The AHRC has also recently published two sets of guidelines which provide information about the operation of Australia’s federal Sex Discrimination Act in the context of sport. In March 2019, in partnership with Golf Australia, the AHRC published guidelines on gender equality in golf. In June 2019 in partnership with Sport Australia and the Coalition of Major Professional and Participation Sports (COMPPs), the AHRC published guidelines on the inclusion of transgender and gender diverse people in sport. In addition to providing information on the operation of the law, both sets of guidelines also provide practical guidance on how to make sports more inclusive.

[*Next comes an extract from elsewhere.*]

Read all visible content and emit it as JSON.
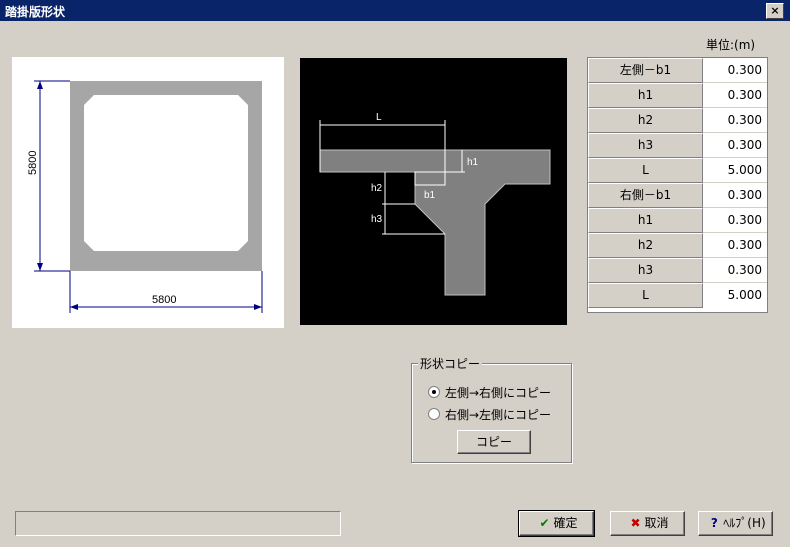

One of the highlights of the workshops in Kigali, was the presence of six young ambassadors from Northern Ireland, who had travelled to the city with the Northern Ireland Commonwealth Games Council. The young people, who are all active in sport in their own communities in Northern Ireland, were able to demonstrate what a successful partnership between NHRIs and their CGAs can look like.
The Northern Ireland Human Rights Commission launched the Northern Ireland Sport and Human Rights Forum and a Declaration on Sport and Human Rights earlier this year, with United Nations Deputy High Commissioner Kate Gilmour attending the launch event. The Forum brings together representatives from across the sporting spectrum and aims to provide a multi-stakeholder platform for exchanging knowledge and good practice on sport and human rights issues.
The Commission also led on the development of the London Declaration of Sport and Human Rights during its term as Chair of the Commonwealth Forum of NHRIs. Speaking at the event in Kigali, Chief Executive of NIHRC David Russell highlighted that NHRIs can “assist sports bodies to act and improve the good work they are often already doing, to help them perform even better”, and that “sports bodies need to think of themselves as human rights defenders”.
The event was also an opportunity for the NIHRC to screen their latest video on Sport and Human Rights for delegates.
Speakers Ollie Dudfield, Head of Sport for Development and Peace at the Commonwealth Secretariat; Mary Harvey, Chief Executive of the Centre for Sport and Human Rights; and David Grevemberg, Chief Executive of Commonwealth Sport, also shared their perspectives on sport and human rights and provided delegates with updates on the work of their organisations.
CFNHRI members joined the main Commonwealth Sport general assembly on day two for a workshop coordinated by the Centre for Sport and Human Rights, which featured a session on ‘NHRIs as a critical partner’, and highlighted to Commonwealth Games Associations (CGAs) how NHRIs can be a strong enabler for good governance in sport. During a working lunch, NHRIs met with their respective CGAs and were able to discuss future opportunities for partnership. This segment was particularly fruitful, with many NHRIs making plans to meet with their CGAs when they returned home from Rwanda.
Many thanks to all of the delegates who participated in the workshop. The Northern Ireland Human Rights Commission, as the CFNHRI focal point on this topic, looks forward to continuing this work on sport and human rights and building future partnerships between NHRIs and CGAs.